DESCRIPTION OF THE TASK:
The answer should consist of each line from the data below that includes "JSON".

(Website and app data records)
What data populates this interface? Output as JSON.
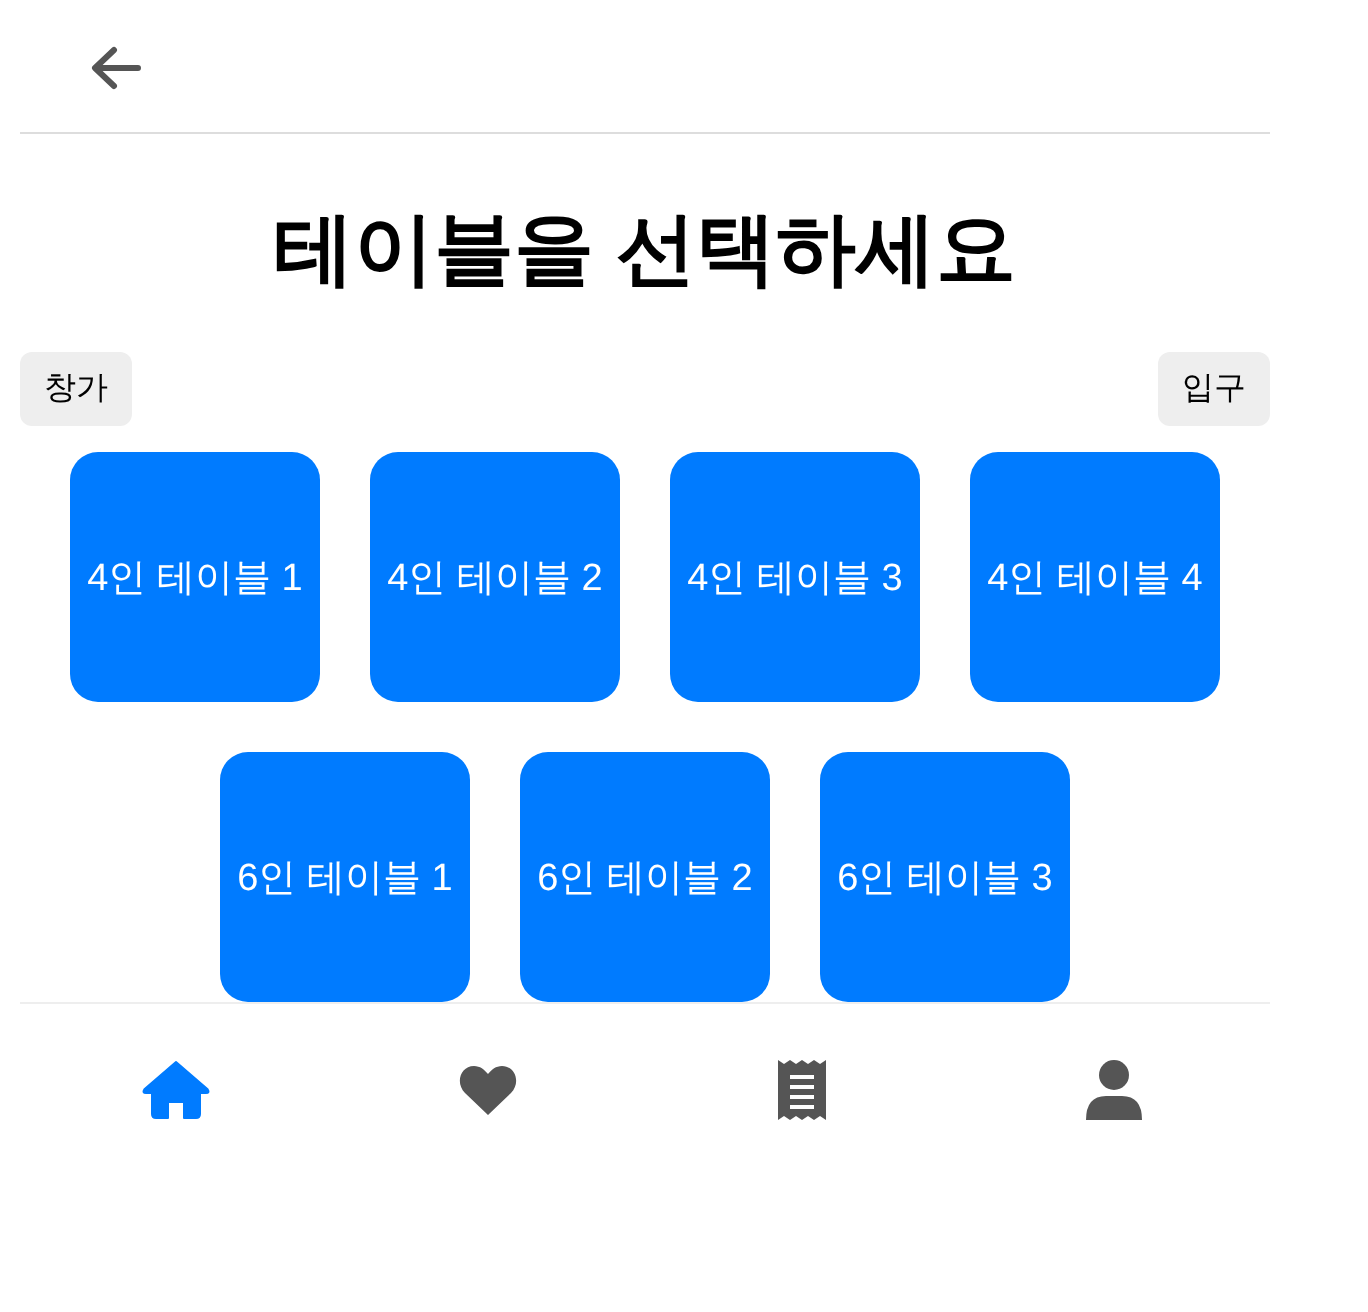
{
  "title": "테이블을 선택하세요",
  "zone_tags": [
    "창가",
    "입구"
  ],
  "tables": [
    "4인 테이블 1",
    "4인 테이블 2",
    "4인 테이블 3",
    "4인 테이블 4",
    "6인 테이블 1",
    "6인 테이블 2",
    "6인 테이블 3"
  ],
  "nav": {
    "items": [
      {
        "kind": "home",
        "selected": true
      },
      {
        "kind": "heart",
        "selected": false
      },
      {
        "kind": "receipt",
        "selected": false
      },
      {
        "kind": "user",
        "selected": false
      }
    ]
  }
}
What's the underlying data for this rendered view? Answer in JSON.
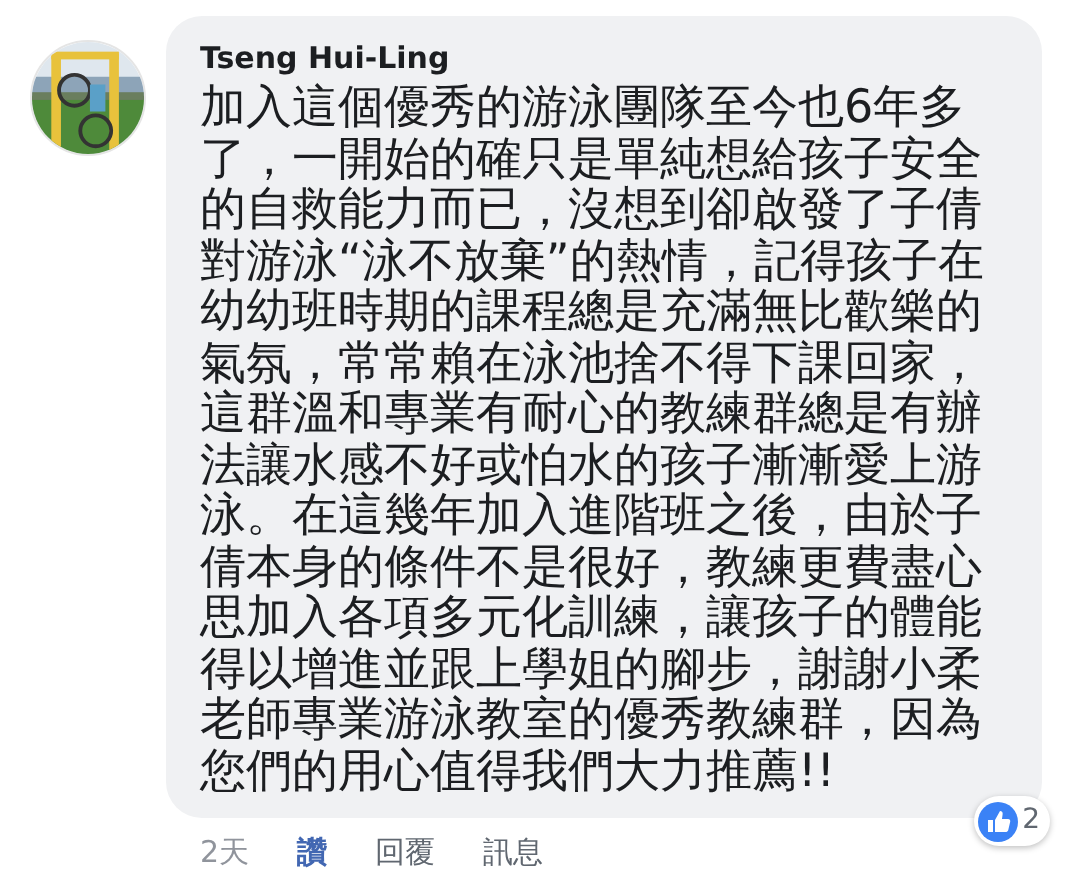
{
  "comment": {
    "author": "Tseng Hui-Ling",
    "text": "加入這個優秀的游泳團隊至今也6年多了，一開始的確只是單純想給孩子安全的自救能力而已，沒想到卻啟發了子倩對游泳“泳不放棄”的熱情，記得孩子在幼幼班時期的課程總是充滿無比歡樂的氣氛，常常賴在泳池捨不得下課回家，這群溫和專業有耐心的教練群總是有辦法讓水感不好或怕水的孩子漸漸愛上游泳。在這幾年加入進階班之後，由於子倩本身的條件不是很好，教練更費盡心思加入各項多元化訓練，讓孩子的體能得以增進並跟上學姐的腳步，謝謝小柔老師專業游泳教室的優秀教練群，因為您們的用心值得我們大力推薦!!",
    "reactions": {
      "count": "2"
    },
    "time": "2天",
    "actions": [
      {
        "label": "讚",
        "active": true
      },
      {
        "label": "回覆",
        "active": false
      },
      {
        "label": "訊息",
        "active": false
      }
    ]
  }
}
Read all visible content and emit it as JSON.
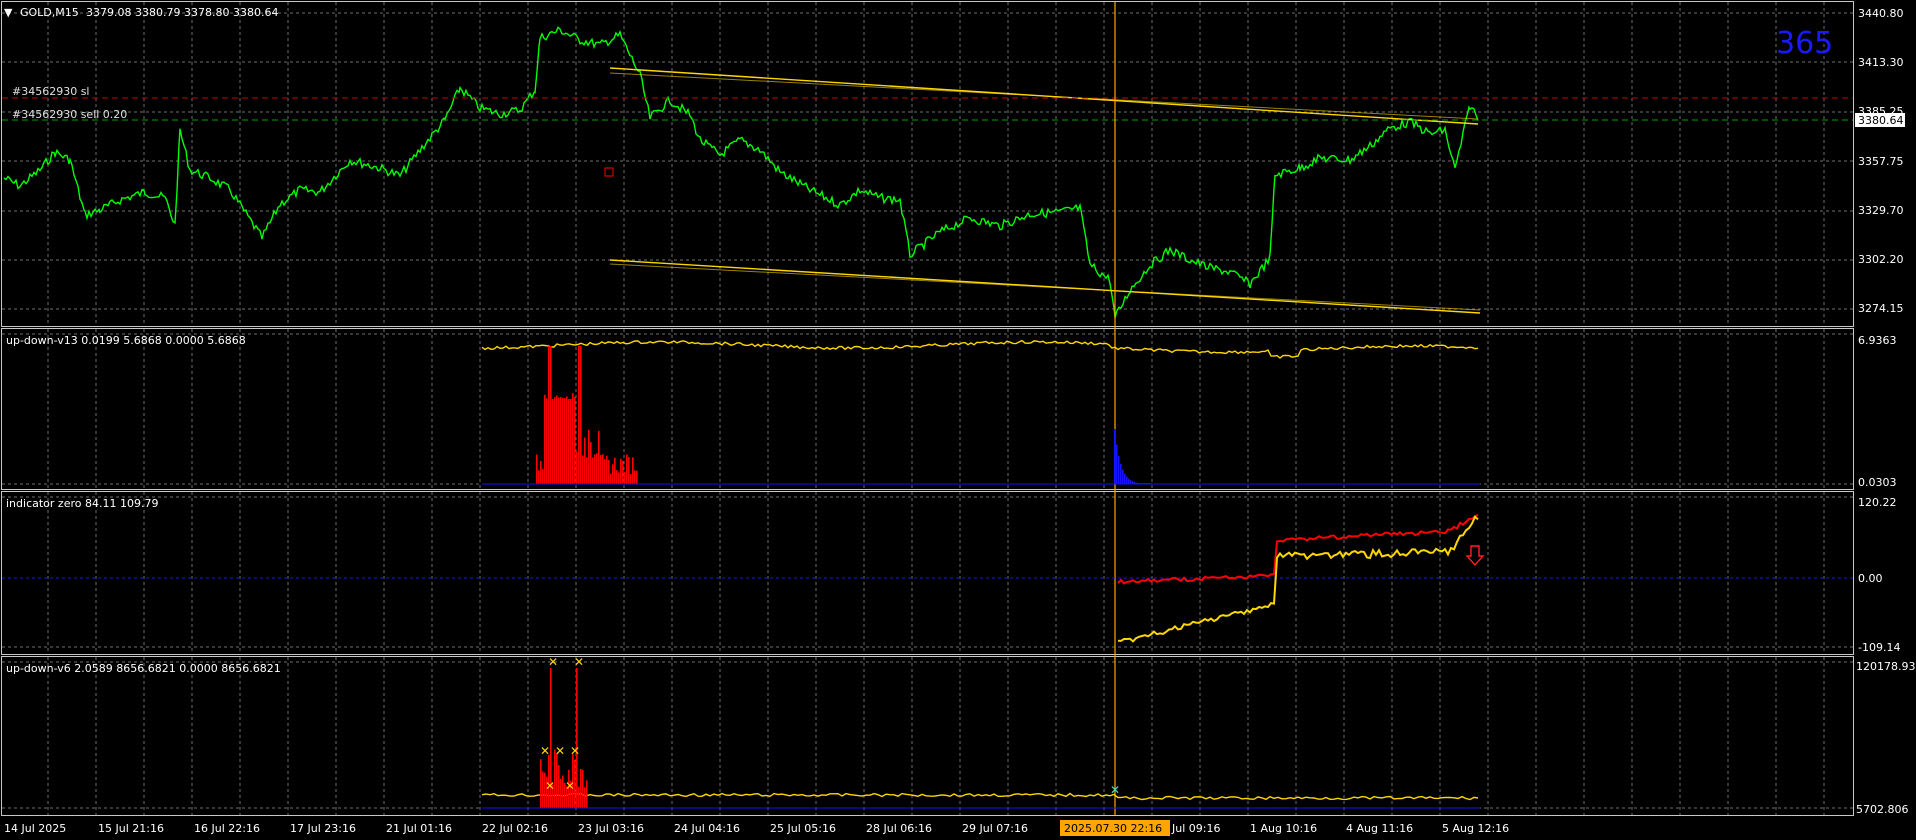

EXERCISE SOLUTION:
What data populates this interface? Output as JSON.
What's the underlying data for this rendered view? Answer in JSON.
Read all visible content and emit it as JSON.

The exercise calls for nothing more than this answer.